“If you only know Jake Bentley the quarterback or as a football player you don’t really know him because there’s a whole, whole, whole lot more to him,” Barnett said. “He’s an extremely intellectual kid who has a lot of deep thoughts about life and religion and purpose and why are we here.”
Barnett taught Bentley in eighth grade and worked in Spartanburg County District Five for several years before recently taking a job as an administrator in Greenville.
He and his wife and two daughters are close with Jake, Bobby, Bobby’s wife Paulette and the rest of the Bentley family and have been for years.
When Bobby accepted a job as an offensive analyst at Auburn and the Bentley family moved to Alabama, the two families made a vow to remain friends.
“We all talked about it as a group and said, ‘Look, we’re going to stay as close as we are. All of us. This is not going to split up our friendship.’ We didn’t want to let that four-hour separation change everything,” Barnett said.
In a way Barnett was the middle-man between the Byrnes community and the Bentley family.
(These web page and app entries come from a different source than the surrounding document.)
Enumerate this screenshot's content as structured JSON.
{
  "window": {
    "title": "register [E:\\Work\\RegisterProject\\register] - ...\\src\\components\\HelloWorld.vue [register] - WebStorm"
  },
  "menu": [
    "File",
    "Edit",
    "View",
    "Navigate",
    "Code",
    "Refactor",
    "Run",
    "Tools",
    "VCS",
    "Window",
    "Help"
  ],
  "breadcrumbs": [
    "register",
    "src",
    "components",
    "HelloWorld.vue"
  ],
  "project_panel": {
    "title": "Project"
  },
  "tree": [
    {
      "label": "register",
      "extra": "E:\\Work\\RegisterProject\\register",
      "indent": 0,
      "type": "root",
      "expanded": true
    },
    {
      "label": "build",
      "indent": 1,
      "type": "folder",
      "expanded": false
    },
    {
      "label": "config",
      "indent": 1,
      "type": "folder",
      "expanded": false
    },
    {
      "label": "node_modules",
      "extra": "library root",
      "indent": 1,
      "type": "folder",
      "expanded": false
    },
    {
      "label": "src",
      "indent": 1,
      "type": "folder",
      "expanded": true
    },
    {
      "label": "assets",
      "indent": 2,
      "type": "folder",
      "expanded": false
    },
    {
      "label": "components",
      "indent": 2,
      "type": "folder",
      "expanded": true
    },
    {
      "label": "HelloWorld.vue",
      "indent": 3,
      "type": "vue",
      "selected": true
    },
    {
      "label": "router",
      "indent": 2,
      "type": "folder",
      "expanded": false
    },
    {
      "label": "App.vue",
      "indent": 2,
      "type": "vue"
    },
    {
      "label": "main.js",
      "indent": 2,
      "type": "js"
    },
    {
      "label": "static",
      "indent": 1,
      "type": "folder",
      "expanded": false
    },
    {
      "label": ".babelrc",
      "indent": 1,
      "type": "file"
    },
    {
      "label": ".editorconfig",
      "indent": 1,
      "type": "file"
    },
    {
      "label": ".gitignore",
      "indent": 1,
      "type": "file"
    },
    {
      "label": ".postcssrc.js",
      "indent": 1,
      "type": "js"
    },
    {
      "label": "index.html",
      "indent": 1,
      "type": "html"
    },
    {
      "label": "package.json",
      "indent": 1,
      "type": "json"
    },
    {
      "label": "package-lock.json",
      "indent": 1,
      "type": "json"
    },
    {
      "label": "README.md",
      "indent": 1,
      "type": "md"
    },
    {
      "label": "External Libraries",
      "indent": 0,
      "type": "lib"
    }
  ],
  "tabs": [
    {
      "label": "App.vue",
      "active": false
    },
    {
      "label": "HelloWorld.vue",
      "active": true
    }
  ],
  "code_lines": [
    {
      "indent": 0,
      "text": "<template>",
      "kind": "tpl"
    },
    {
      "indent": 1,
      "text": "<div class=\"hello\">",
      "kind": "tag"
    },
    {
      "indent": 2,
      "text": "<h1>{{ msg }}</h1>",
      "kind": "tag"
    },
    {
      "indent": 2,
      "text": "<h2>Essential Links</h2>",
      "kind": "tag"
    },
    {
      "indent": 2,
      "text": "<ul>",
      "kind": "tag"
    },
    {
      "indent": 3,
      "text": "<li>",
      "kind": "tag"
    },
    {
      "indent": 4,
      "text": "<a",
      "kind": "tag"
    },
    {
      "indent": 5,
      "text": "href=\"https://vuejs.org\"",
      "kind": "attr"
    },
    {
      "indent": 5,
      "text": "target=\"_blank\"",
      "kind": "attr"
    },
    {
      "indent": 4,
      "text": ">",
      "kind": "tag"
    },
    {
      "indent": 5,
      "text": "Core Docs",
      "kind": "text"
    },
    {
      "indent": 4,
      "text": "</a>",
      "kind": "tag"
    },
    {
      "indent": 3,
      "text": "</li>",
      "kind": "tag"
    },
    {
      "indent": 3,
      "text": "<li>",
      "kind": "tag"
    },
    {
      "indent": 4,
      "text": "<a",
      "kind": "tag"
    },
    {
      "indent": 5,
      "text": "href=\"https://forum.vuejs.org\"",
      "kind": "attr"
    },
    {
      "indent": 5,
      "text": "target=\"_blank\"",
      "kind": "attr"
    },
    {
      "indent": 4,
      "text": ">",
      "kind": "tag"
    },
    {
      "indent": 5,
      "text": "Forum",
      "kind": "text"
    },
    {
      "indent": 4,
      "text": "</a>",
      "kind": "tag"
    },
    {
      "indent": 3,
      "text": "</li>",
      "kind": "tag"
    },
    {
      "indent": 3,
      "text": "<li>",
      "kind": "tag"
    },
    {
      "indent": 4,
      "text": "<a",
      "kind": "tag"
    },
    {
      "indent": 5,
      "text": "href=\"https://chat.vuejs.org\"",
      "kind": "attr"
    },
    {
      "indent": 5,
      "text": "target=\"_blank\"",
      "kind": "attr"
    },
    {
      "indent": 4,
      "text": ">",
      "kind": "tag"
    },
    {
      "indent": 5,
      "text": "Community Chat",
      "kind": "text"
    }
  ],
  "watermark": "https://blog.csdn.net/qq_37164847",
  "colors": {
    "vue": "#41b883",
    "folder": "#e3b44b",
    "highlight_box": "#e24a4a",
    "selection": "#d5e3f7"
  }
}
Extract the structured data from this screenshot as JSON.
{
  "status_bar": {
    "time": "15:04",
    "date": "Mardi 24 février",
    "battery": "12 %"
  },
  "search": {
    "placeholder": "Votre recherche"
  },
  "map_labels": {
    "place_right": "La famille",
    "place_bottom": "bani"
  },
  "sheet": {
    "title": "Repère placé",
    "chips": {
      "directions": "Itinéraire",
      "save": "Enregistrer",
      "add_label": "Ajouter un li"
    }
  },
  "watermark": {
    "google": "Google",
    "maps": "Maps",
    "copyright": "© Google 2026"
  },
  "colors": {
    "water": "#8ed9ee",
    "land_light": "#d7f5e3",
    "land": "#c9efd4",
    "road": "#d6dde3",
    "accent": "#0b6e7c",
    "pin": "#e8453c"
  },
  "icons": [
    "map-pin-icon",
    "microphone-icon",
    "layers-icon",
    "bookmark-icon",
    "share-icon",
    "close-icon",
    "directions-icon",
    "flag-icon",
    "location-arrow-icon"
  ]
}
The Barnetts would take weekend trips to Opelika and watch Jake’s high school games on Friday, then spend the weekend hanging out with the Bentleys before returning back to South Carolina.
When Barnett would get back to Duncan, he would be asked how Jake was doing as a quarterback and as a person.
“Everybody loves him. He’s a great kid. Even though he moved to Opelika everybody back home still looks at him as the kid from Duncan, the kid from Lyman, and they’re greatly invested in his success,” Barnett said. “It’s really more than pride. It’s a matter of seeing a great person in the limelight and seeing a great kid be successful. People are proud to see a great person out there doing things the right way and being successful.”
Byrnes boys basketball coach Layne Fowler started coaching in the district in 2001 and has had a strong friendship with Bobby Bentley since that time.
His family attended church with the Bentleys, and watched each of Bobby’s sons, including Jake, grow as kids and as athletes.
“For me I almost look at him as a son, and I think the community kind of does that,” Fowler said. “Jake has always been very humble. Seeing him do well excites everyone. Even people that are Clemson fans, they might not admit it, but they like to see Jake do well.”
As Jake was in Opelika for his sophomore and junior seasons of high school, people in the Duncan area still viewed him as a South Carolina boy.
“I don’t think you’d find anybody who would say Jake’s from Alabama,” Fowler said. “It resonates through this area that he’s one of ours.”
Byrnes senior Hayden Mitchem, who grew up playing sports and going to school with Jake, enjoyed watching the freshman lead USC to a 4-1 record in his first five college starts.
“He’s always been good, always been one of the best players on the team. I knew from an early age he was going to be where he is now,” Mitchem said. “I’m a South Carolina fan and seeing Jake go in and beat Tennessee and Missouri, it’s fun to see.”
Barnett and Jake have made time to communicate over the past several weeks, even with Jake going from a backup to a starter.
They met for wings in Columbia during the season and communicate through calls and texts regularly.
The two speak mostly about life but sprinkle in some football talk, and Barnett said Jake is handling the added attention of being the Gamecocks starter well.
“He’s stayed away from social media. He doesn’t pay attention to the hype and the talk. He’s focused on making himself the best quarterback he can be,” he said.
The State’s previous S.C. Amateur Athlete of the Year winners:
2004: Otis Harris, USC and Olympic sprinter
2005: Kate Niehaus, Spring Valley and Stanford runner
2006: Ray Ray McElrathbey, Clemson football
2007: Armanti Edwards, Appalachian State football
2008: Justin Smoak, USC baseball
2009: Mallory Cecil, Spartanburg and Duke tennis
2010: USC baseball team, 2010 National Champs
2011: Cody Proveaux, Pelion and Clemson golfer
2012: Michael Roth, Matt Price and Christian Walker, USC baseball’s Big 3
2013: Connor Shaw, USC football
2014: Sabrina D’Angelo, USC soccer
2015: Deshaun Watson, Clemson football
2016: Jake Bentley, USC football